◆ Instructions to follow ◆
From the entries below, gather each line containing the word "desc".

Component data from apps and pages
------------------------------------
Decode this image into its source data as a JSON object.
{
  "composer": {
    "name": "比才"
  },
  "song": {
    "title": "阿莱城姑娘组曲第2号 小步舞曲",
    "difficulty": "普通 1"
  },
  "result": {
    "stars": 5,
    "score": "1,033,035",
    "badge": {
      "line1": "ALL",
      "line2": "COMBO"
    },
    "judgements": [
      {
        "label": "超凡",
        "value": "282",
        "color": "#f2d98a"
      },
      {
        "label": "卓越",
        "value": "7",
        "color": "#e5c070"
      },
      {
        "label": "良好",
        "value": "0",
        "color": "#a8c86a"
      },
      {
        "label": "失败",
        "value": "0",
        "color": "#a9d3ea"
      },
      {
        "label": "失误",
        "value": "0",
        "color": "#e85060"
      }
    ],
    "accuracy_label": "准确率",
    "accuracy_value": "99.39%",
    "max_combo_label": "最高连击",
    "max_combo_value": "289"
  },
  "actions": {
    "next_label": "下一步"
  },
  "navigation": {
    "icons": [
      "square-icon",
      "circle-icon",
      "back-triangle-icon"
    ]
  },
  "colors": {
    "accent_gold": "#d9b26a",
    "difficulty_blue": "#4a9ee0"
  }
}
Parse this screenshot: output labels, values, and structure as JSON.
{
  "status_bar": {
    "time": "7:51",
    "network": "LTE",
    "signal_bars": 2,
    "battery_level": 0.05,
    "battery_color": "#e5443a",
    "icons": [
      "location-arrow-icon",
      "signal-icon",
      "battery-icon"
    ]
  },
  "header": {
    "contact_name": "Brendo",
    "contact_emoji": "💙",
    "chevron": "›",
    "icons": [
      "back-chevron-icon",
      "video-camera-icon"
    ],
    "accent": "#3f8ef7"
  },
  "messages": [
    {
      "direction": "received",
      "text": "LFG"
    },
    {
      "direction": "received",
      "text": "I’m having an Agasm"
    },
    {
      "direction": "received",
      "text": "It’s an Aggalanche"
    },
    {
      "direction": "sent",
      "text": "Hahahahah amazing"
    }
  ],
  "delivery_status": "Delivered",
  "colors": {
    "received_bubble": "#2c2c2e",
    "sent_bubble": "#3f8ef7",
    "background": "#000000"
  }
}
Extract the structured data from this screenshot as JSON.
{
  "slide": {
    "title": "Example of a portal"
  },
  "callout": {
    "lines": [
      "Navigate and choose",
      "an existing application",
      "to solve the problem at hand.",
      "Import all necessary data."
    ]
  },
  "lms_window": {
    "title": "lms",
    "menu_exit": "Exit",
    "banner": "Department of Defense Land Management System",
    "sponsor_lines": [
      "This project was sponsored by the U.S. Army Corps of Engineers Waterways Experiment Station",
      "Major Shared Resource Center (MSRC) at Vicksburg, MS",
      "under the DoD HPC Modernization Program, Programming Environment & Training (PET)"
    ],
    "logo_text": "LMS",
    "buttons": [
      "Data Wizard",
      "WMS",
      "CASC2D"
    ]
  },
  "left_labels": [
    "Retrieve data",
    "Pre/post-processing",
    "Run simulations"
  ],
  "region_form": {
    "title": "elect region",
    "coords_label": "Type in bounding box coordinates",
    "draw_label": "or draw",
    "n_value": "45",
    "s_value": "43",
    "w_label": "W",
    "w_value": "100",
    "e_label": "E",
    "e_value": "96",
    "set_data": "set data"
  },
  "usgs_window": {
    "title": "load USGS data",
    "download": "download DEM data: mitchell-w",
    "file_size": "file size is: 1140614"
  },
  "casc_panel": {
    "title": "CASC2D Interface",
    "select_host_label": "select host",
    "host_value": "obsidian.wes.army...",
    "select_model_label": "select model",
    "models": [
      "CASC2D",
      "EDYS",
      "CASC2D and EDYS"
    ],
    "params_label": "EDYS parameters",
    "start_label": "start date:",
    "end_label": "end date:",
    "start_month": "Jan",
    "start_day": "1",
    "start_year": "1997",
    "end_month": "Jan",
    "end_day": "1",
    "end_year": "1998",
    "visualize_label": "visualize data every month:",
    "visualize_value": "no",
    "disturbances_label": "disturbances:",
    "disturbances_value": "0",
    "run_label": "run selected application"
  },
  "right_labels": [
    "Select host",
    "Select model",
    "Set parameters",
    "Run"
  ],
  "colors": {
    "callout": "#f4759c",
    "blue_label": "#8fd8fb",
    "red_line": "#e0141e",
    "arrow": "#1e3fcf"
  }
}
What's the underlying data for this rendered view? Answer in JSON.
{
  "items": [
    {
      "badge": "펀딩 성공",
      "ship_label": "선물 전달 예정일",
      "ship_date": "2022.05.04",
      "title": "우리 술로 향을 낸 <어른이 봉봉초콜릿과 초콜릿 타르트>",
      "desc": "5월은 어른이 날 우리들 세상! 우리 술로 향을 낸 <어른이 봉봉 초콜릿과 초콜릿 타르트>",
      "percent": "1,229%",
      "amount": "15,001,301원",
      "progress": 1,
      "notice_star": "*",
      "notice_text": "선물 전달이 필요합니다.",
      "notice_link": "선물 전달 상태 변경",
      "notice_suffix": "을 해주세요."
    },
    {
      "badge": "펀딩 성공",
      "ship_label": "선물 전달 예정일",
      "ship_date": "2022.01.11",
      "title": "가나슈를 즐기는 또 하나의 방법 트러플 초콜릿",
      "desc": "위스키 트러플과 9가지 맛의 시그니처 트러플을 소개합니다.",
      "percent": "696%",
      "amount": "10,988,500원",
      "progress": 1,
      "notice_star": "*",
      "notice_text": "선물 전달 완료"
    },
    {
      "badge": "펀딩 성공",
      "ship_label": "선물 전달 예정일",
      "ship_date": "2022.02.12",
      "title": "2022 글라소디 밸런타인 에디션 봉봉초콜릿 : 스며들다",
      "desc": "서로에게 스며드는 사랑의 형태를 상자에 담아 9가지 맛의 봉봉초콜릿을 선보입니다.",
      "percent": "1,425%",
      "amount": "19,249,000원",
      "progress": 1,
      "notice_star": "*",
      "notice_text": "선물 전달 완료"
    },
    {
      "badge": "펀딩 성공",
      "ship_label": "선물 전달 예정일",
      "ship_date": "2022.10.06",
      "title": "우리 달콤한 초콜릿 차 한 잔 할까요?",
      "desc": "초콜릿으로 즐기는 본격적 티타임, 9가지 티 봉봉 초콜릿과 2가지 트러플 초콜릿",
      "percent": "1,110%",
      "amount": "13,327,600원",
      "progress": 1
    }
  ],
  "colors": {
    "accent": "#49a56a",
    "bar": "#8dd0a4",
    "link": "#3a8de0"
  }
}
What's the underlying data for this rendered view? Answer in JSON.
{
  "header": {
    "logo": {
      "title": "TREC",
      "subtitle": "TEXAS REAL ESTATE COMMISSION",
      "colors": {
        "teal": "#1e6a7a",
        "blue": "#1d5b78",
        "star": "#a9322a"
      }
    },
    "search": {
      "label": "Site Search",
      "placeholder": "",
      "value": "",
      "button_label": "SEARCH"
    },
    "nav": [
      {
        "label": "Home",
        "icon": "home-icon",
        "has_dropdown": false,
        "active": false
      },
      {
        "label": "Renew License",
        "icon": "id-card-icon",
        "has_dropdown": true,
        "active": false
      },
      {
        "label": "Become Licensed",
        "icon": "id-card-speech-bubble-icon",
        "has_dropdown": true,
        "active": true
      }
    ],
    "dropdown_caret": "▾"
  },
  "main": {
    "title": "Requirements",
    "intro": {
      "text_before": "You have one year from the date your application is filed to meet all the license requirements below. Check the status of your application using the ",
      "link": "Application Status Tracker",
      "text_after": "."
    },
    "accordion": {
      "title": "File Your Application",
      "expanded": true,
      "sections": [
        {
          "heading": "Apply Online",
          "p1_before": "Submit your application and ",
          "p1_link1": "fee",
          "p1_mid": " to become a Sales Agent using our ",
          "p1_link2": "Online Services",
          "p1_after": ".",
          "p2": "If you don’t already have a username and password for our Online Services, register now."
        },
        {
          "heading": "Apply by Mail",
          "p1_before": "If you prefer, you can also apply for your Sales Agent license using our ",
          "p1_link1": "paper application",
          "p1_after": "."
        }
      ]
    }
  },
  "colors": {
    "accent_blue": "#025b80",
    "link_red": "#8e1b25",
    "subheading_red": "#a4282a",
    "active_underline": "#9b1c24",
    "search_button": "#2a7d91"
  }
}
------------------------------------
◆ Written answer ◆
      "desc": "5월은 어른이 날 우리들 세상! 우리 술로 향을 낸 <어른이 봉봉 초콜릿과 초콜릿 타르트>",
      "desc": "위스키 트러플과 9가지 맛의 시그니처 트러플을 소개합니다.",
      "desc": "서로에게 스며드는 사랑의 형태를 상자에 담아 9가지 맛의 봉봉초콜릿을 선보입니다.",
      "desc": "초콜릿으로 즐기는 본격적 티타임, 9가지 티 봉봉 초콜릿과 2가지 트러플 초콜릿",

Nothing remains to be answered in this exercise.